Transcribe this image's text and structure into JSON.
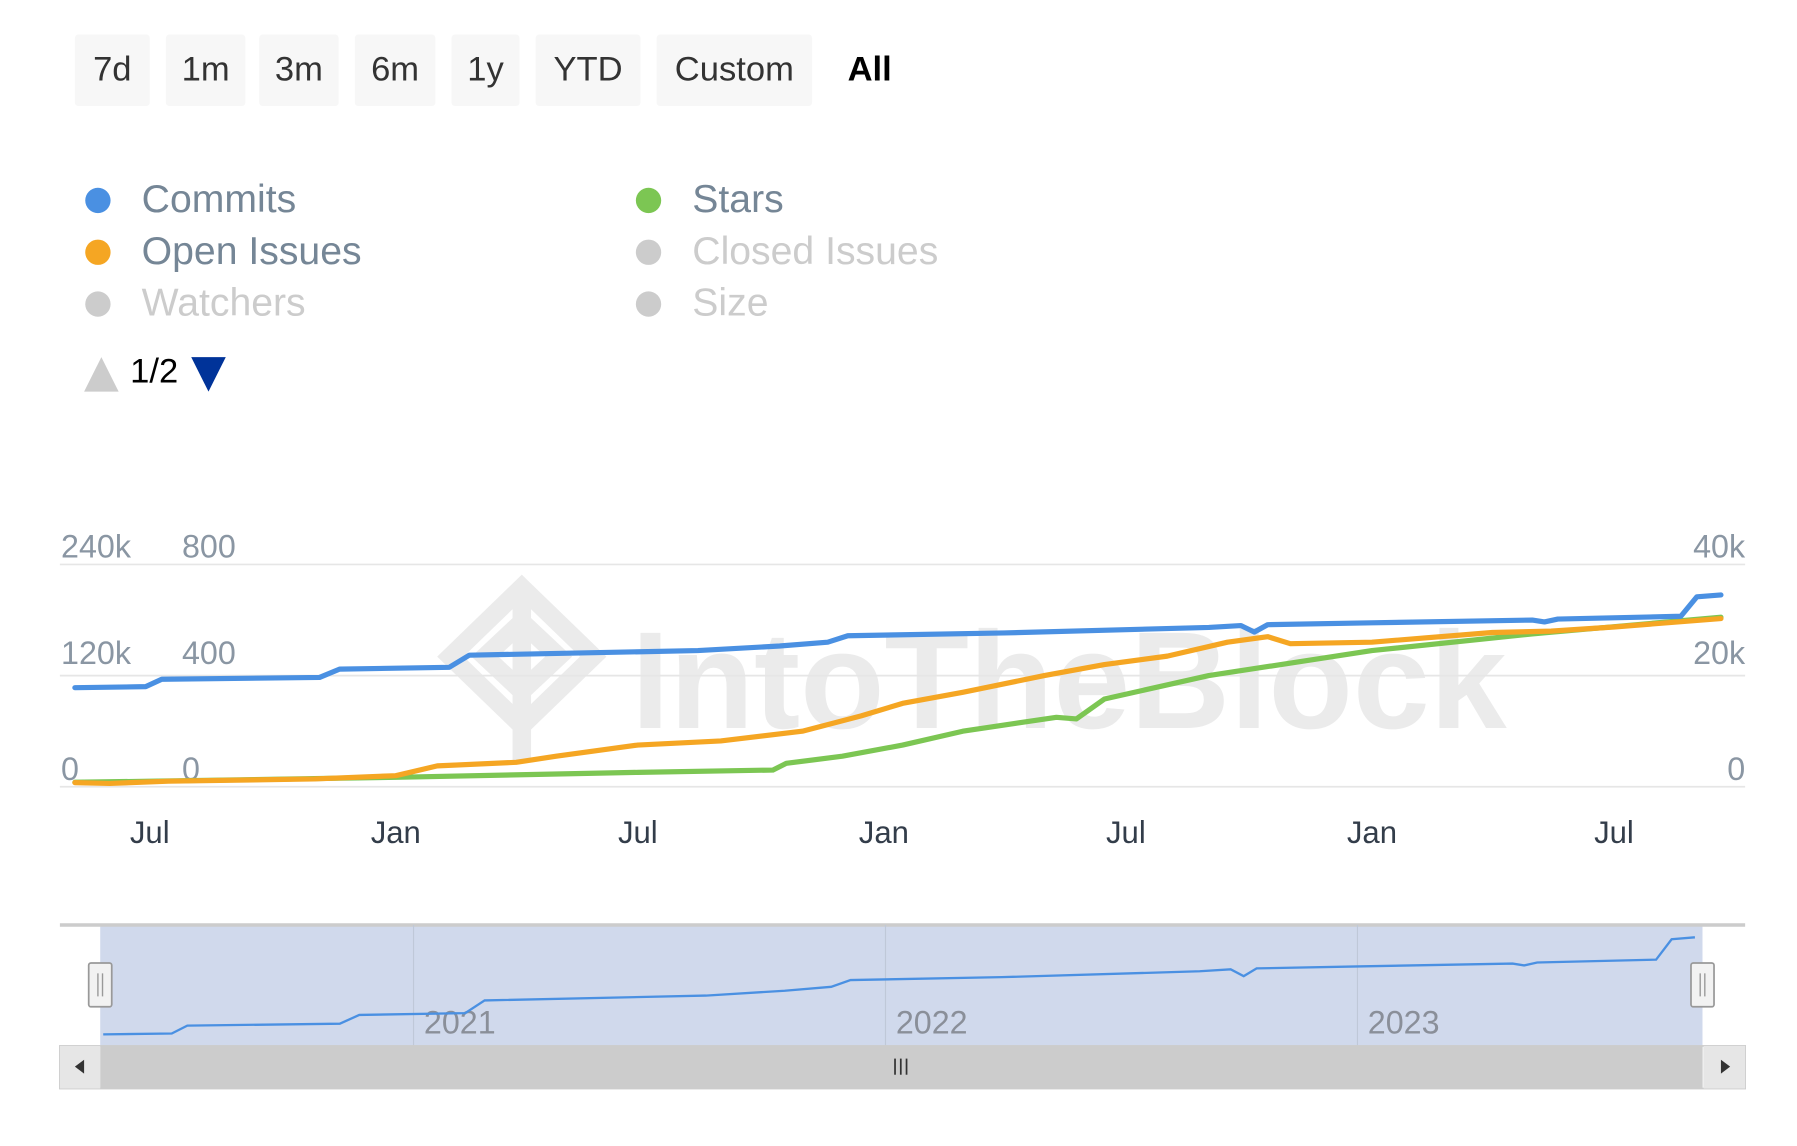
{
  "range_selector": {
    "buttons": [
      "7d",
      "1m",
      "3m",
      "6m",
      "1y",
      "YTD",
      "Custom",
      "All"
    ],
    "selected": "All"
  },
  "legend": {
    "items": [
      {
        "name": "Commits",
        "color": "#4a90e2",
        "visible": true
      },
      {
        "name": "Open Issues",
        "color": "#f5a623",
        "visible": true
      },
      {
        "name": "Watchers",
        "color": "#cccccc",
        "visible": false
      },
      {
        "name": "Stars",
        "color": "#7cc653",
        "visible": true
      },
      {
        "name": "Closed Issues",
        "color": "#cccccc",
        "visible": false
      },
      {
        "name": "Size",
        "color": "#cccccc",
        "visible": false
      }
    ],
    "pager": {
      "text": "1/2",
      "up_icon": "triangle-up-icon",
      "down_icon": "triangle-down-icon",
      "up_color": "#cccccc",
      "down_color": "#003399"
    }
  },
  "watermark": "IntoTheBlock",
  "chart_data": {
    "type": "line",
    "grid": true,
    "x_range": [
      "2020-05-06",
      "2023-09-19"
    ],
    "x_ticks": [
      {
        "date": "2020-07-01",
        "label": "Jul"
      },
      {
        "date": "2021-01-01",
        "label": "Jan"
      },
      {
        "date": "2021-07-01",
        "label": "Jul"
      },
      {
        "date": "2022-01-01",
        "label": "Jan"
      },
      {
        "date": "2022-07-01",
        "label": "Jul"
      },
      {
        "date": "2023-01-01",
        "label": "Jan"
      },
      {
        "date": "2023-07-01",
        "label": "Jul"
      }
    ],
    "y_axes": [
      {
        "id": "commits",
        "side": "left",
        "range": [
          0,
          240000
        ],
        "ticks": [
          "0",
          "120k",
          "240k"
        ]
      },
      {
        "id": "issues",
        "side": "left",
        "range": [
          0,
          800
        ],
        "ticks": [
          "0",
          "400",
          "800"
        ]
      },
      {
        "id": "stars",
        "side": "right",
        "range": [
          0,
          40000
        ],
        "ticks": [
          "0",
          "20k",
          "40k"
        ]
      }
    ],
    "series": [
      {
        "name": "Commits",
        "axis": "commits",
        "color": "#4a90e2",
        "points": [
          [
            "2020-05-06",
            107000
          ],
          [
            "2020-06-28",
            108000
          ],
          [
            "2020-07-10",
            116000
          ],
          [
            "2020-11-05",
            118000
          ],
          [
            "2020-11-20",
            127000
          ],
          [
            "2021-02-10",
            129000
          ],
          [
            "2021-02-25",
            142000
          ],
          [
            "2021-08-15",
            147000
          ],
          [
            "2021-10-15",
            152000
          ],
          [
            "2021-11-20",
            156000
          ],
          [
            "2021-12-05",
            163000
          ],
          [
            "2022-04-01",
            166000
          ],
          [
            "2022-09-01",
            172000
          ],
          [
            "2022-09-25",
            174000
          ],
          [
            "2022-10-05",
            167000
          ],
          [
            "2022-10-15",
            175000
          ],
          [
            "2023-01-01",
            177000
          ],
          [
            "2023-05-01",
            180000
          ],
          [
            "2023-05-10",
            178000
          ],
          [
            "2023-05-20",
            181000
          ],
          [
            "2023-08-20",
            184000
          ],
          [
            "2023-09-01",
            205000
          ],
          [
            "2023-09-19",
            207000
          ]
        ]
      },
      {
        "name": "Open Issues",
        "axis": "issues",
        "color": "#f5a623",
        "points": [
          [
            "2020-05-06",
            15
          ],
          [
            "2020-06-01",
            12
          ],
          [
            "2020-07-15",
            20
          ],
          [
            "2020-11-01",
            28
          ],
          [
            "2021-01-01",
            40
          ],
          [
            "2021-02-01",
            75
          ],
          [
            "2021-04-01",
            88
          ],
          [
            "2021-05-01",
            110
          ],
          [
            "2021-07-01",
            150
          ],
          [
            "2021-09-01",
            165
          ],
          [
            "2021-11-01",
            200
          ],
          [
            "2021-12-15",
            255
          ],
          [
            "2022-01-15",
            300
          ],
          [
            "2022-03-01",
            340
          ],
          [
            "2022-05-01",
            400
          ],
          [
            "2022-06-15",
            440
          ],
          [
            "2022-08-01",
            470
          ],
          [
            "2022-09-15",
            520
          ],
          [
            "2022-10-15",
            540
          ],
          [
            "2022-11-01",
            515
          ],
          [
            "2023-01-01",
            520
          ],
          [
            "2023-04-01",
            555
          ],
          [
            "2023-05-15",
            560
          ],
          [
            "2023-07-01",
            575
          ],
          [
            "2023-09-19",
            605
          ]
        ]
      },
      {
        "name": "Stars",
        "axis": "stars",
        "color": "#7cc653",
        "points": [
          [
            "2020-05-06",
            800
          ],
          [
            "2020-07-01",
            1000
          ],
          [
            "2021-01-01",
            1700
          ],
          [
            "2021-07-01",
            2600
          ],
          [
            "2021-10-10",
            3000
          ],
          [
            "2021-10-20",
            4200
          ],
          [
            "2021-12-01",
            5500
          ],
          [
            "2022-01-15",
            7500
          ],
          [
            "2022-03-01",
            10000
          ],
          [
            "2022-05-10",
            12500
          ],
          [
            "2022-05-25",
            12200
          ],
          [
            "2022-06-15",
            15800
          ],
          [
            "2022-09-01",
            20000
          ],
          [
            "2023-01-01",
            24500
          ],
          [
            "2023-05-01",
            27500
          ],
          [
            "2023-09-19",
            30500
          ]
        ]
      }
    ],
    "navigator": {
      "series": "Commits",
      "x_ticks": [
        {
          "date": "2021-01-01",
          "label": "2021"
        },
        {
          "date": "2022-01-01",
          "label": "2022"
        },
        {
          "date": "2023-01-01",
          "label": "2023"
        }
      ],
      "selection": [
        "2020-05-06",
        "2023-09-19"
      ]
    }
  }
}
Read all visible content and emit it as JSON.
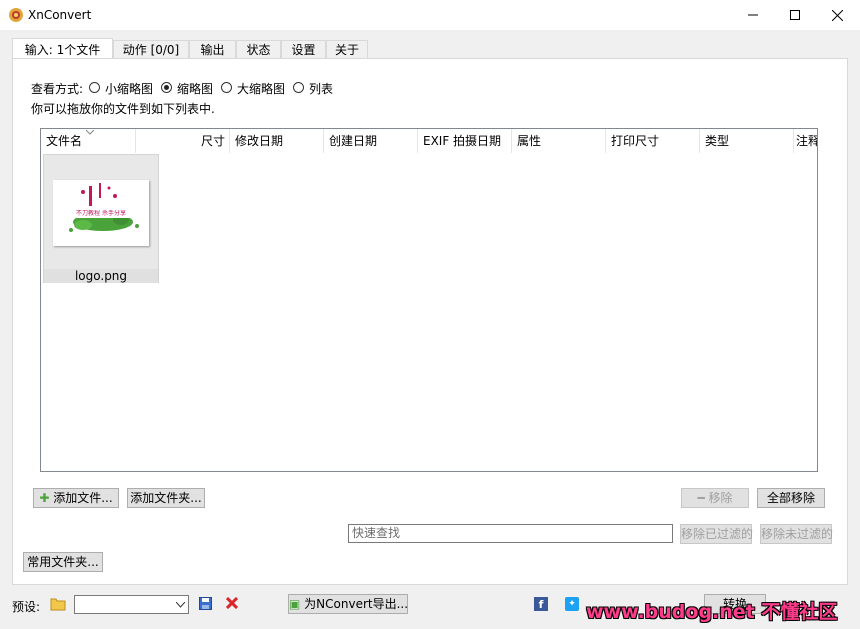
{
  "window": {
    "title": "XnConvert"
  },
  "tabs": [
    {
      "label": "输入: 1个文件"
    },
    {
      "label": "动作 [0/0]"
    },
    {
      "label": "输出"
    },
    {
      "label": "状态"
    },
    {
      "label": "设置"
    },
    {
      "label": "关于"
    }
  ],
  "view": {
    "label": "查看方式:",
    "options": [
      "小缩略图",
      "缩略图",
      "大缩略图",
      "列表"
    ],
    "selected": "缩略图",
    "hint": "你可以拖放你的文件到如下列表中."
  },
  "columns": [
    "文件名",
    "尺寸",
    "修改日期",
    "创建日期",
    "EXIF 拍摄日期",
    "属性",
    "打印尺寸",
    "类型",
    "注释"
  ],
  "files": [
    {
      "name": "logo.png",
      "logo_text": "不刀教程 杀手分享"
    }
  ],
  "buttons": {
    "add_file": "添加文件...",
    "add_folder": "添加文件夹...",
    "remove": "移除",
    "remove_all": "全部移除",
    "remove_filtered": "移除已过滤的",
    "remove_unfiltered": "移除未过滤的",
    "common_folder": "常用文件夹...",
    "export": "为NConvert导出..."
  },
  "search": {
    "placeholder": "快速查找"
  },
  "bottom": {
    "preset_label": "预设:",
    "preset_value": "",
    "convert_label": "转换",
    "watermark": "www.budog.net 不懂社区"
  },
  "colors": {
    "accent_green": "#4aa33a",
    "facebook": "#3b5998",
    "twitter": "#1da1f2",
    "delete_red": "#d9262b",
    "watermark": "#ff3b8b"
  }
}
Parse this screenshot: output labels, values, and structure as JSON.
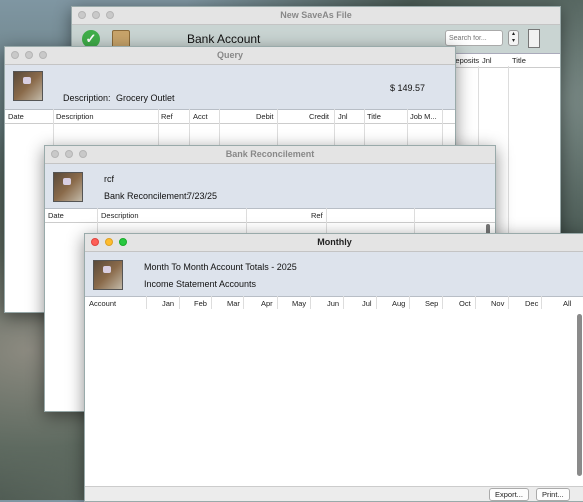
{
  "saveas": {
    "title": "New SaveAs File",
    "heading": "Bank Account",
    "search_placeholder": "Search for...",
    "columns": [
      "Deposits",
      "Jnl",
      "Title"
    ]
  },
  "query": {
    "title": "Query",
    "description_label": "Description:",
    "description_value": "Grocery Outlet",
    "amount": "$ 149.57",
    "columns": [
      "Date",
      "Description",
      "Ref",
      "Acct",
      "Debit",
      "Credit",
      "Jnl",
      "Title",
      "Job M..."
    ]
  },
  "reconcile": {
    "title": "Bank Reconcilement",
    "user": "rcf",
    "label": "Bank Reconcilement:",
    "date": "7/23/25",
    "columns": [
      "Date",
      "Description",
      "Ref"
    ]
  },
  "monthly": {
    "title": "Monthly",
    "heading": "Month To Month Account Totals - 2025",
    "subheading": "Income Statement Accounts",
    "columns": [
      "Account",
      "Jan",
      "Feb",
      "Mar",
      "Apr",
      "May",
      "Jun",
      "Jul",
      "Aug",
      "Sep",
      "Oct",
      "Nov",
      "Dec",
      "All"
    ],
    "export_label": "Export...",
    "print_label": "Print..."
  }
}
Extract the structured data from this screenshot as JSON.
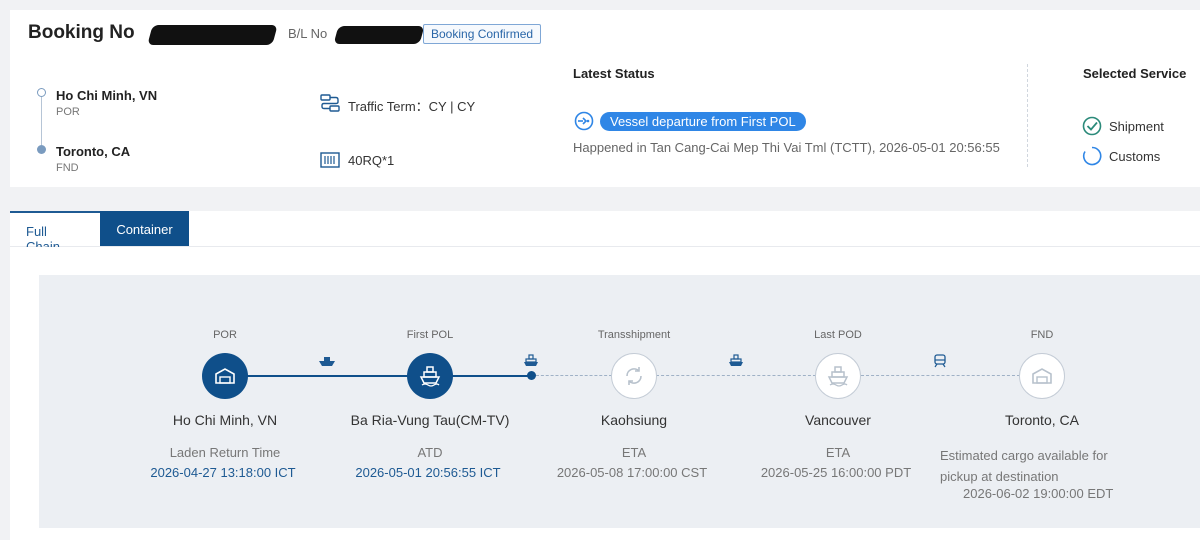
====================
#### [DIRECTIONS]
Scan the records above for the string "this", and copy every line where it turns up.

#### [WRITTEN ANSWER]
Transcribe this image's text and structure into JSON.
Parse this screenshot: output labels, values, and structure as JSON.
Extract the structured data from this screenshot as JSON.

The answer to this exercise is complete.